Exercise prompt: Reproduce the listing word for word. Skip any image.

Exercise inputs:
---------------
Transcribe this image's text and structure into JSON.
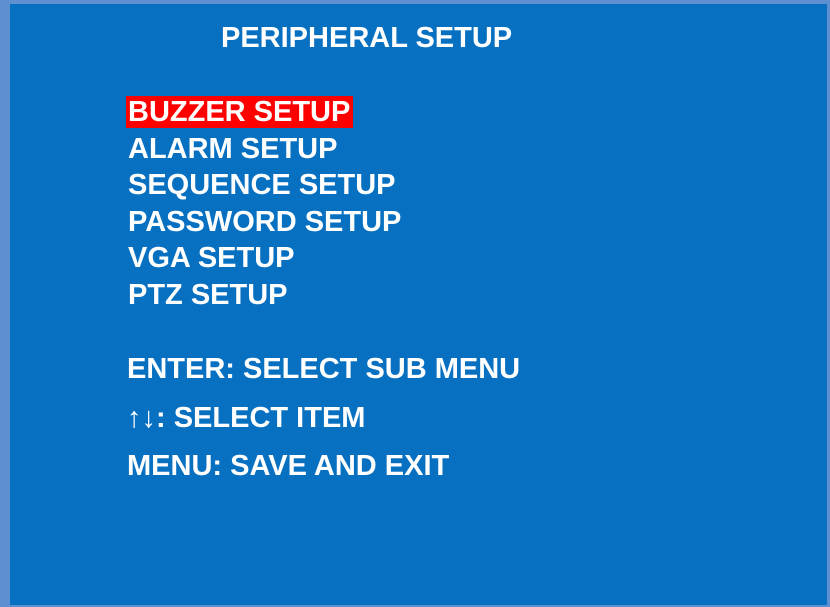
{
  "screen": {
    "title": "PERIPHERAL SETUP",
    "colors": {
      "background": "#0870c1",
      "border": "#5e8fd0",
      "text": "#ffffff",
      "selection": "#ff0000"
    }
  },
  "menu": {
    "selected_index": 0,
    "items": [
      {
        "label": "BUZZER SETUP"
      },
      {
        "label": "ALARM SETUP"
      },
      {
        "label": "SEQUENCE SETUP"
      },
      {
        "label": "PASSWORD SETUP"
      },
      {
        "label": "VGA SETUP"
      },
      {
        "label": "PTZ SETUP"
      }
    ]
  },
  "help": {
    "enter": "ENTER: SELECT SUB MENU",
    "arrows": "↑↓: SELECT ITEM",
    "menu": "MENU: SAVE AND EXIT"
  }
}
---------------
Finished exercise:
Transcribe this image's text and structure into JSON.
{
  "screen": {
    "title": "PERIPHERAL SETUP",
    "colors": {
      "background": "#0870c1",
      "border": "#5e8fd0",
      "text": "#ffffff",
      "selection": "#ff0000"
    }
  },
  "menu": {
    "selected_index": 0,
    "items": [
      {
        "label": "BUZZER SETUP"
      },
      {
        "label": "ALARM SETUP"
      },
      {
        "label": "SEQUENCE SETUP"
      },
      {
        "label": "PASSWORD SETUP"
      },
      {
        "label": "VGA SETUP"
      },
      {
        "label": "PTZ SETUP"
      }
    ]
  },
  "help": {
    "enter": "ENTER: SELECT SUB MENU",
    "arrows": "↑↓: SELECT ITEM",
    "menu": "MENU: SAVE AND EXIT"
  }
}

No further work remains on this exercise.